Bingham Memorial Hospital in Blackfoot, Idaho, is 1 of 10 hospitals worldwide to unveil a new cancer spotting technology called Cellvizio, which uses the smallest microscope in the world, according to the Bingham Memorial Hospital’s Health News Web page.

This new endomicroscopy technology is expected to detect the early stages of cancer by allowing doctors using Cellvizio to see particular cells during endoscopies, according to the hospital’s Web page.                                          

Mackenzie Mayberry, a senior studying elementary education, said she is excited to see the technology span across the nation and branch out to detect early signs of other types  of cancer.

“It’s so cool to think that it’s so close to us in Idaho,” Mayberry said. “I always hear about new technology rising in hospitals here and there, but usually they’re so far away. So, to think that Bingham Memorial in Blackfoot is doing something so advanced with cancer research is pretty awesome.”                

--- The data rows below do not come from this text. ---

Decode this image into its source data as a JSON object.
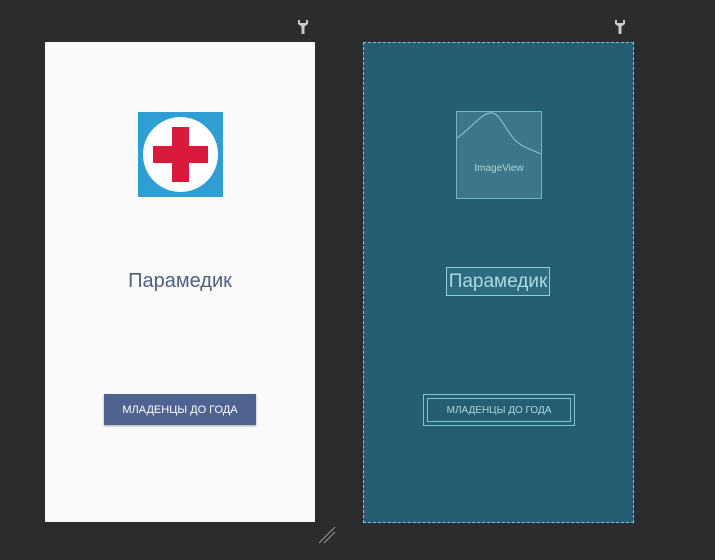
{
  "design": {
    "icon": "medical-cross-icon",
    "title": "Парамедик",
    "button_label": "МЛАДЕНЦЫ ДО ГОДА"
  },
  "blueprint": {
    "image_placeholder_label": "ImageView",
    "title": "Парамедик",
    "button_label": "МЛАДЕНЦЫ ДО ГОДА"
  },
  "icons": {
    "device_settings": "wrench-icon",
    "resize": "resize-handle-icon"
  },
  "colors": {
    "canvas_background": "#2b2c2e",
    "design_background": "#fafafa",
    "blueprint_background": "#255e72",
    "button_primary": "#4f6290",
    "cross_red": "#d91a3c",
    "icon_blue": "#2f9ed5"
  }
}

Mayberry said her 16-year-old cousin is battling cancer.

“It’s a long battle for him because they didn’t catch it early, and I know that when doctors are able to catch it early, the patient has a much larger survival rate,” Mayberry said.

Cellvizio works mainly to detect cancerous cells that rise in the esophagus due to acid reflux disease, according to the hospital’s Web page. Doctors at Bingham Memorial Hospital are working with patients who develop Barrett’s Esophagus, a complication that stems from acid reflux, according to the hospital’s Web page.   

The probe of the microscope works to magnify cells 1,000 times more than a regular endoscope, so the doctors can see exactly what is going on inside the patient’s esophagus, according to the hospital’s Web page.

When the patient’s biopsy comes back, the doctor can then use the technology to terminate the cancer, according to the hospital’s Web page.

Mayberry said she is impressed that Bingham Memorial Hospital was one of the first hospitals in the nation to unveil Cellvizio.

While Bingham Memorial is the only city east of Seattle using Cellvizio, the University of Washington Medical Center had a test run with the microscope in 2009. While they are not one of the 10 hospitals included in the technological trial, they mapped successes with Cellvizio, according to the Seattle Post-Intelligencer.  Mayberry said her cousin had to be moved from eastern washington to Seattle in order to treat his leukemia. He was already past the first stages of his cancer.

“He just had to have a bone marrow transplant,” Mayberry said. “It’s hard because when you are young, you don’t think that this would ever happen to you.”

Mayberry said, by the time her cousins’ cancer was detected, he needed four blood transfusions the same night he was admitted into the hospital.

“Early detection is really the only way to prevent all types of cancer,”  Mayberry said.

Mayberry said, by the time her cousins’ cancer was detected, he needed four blood transfusions the same night he was admitted into the hospital.

“Early detection is really the only way to prevent all types of cancer,” Mayberry said.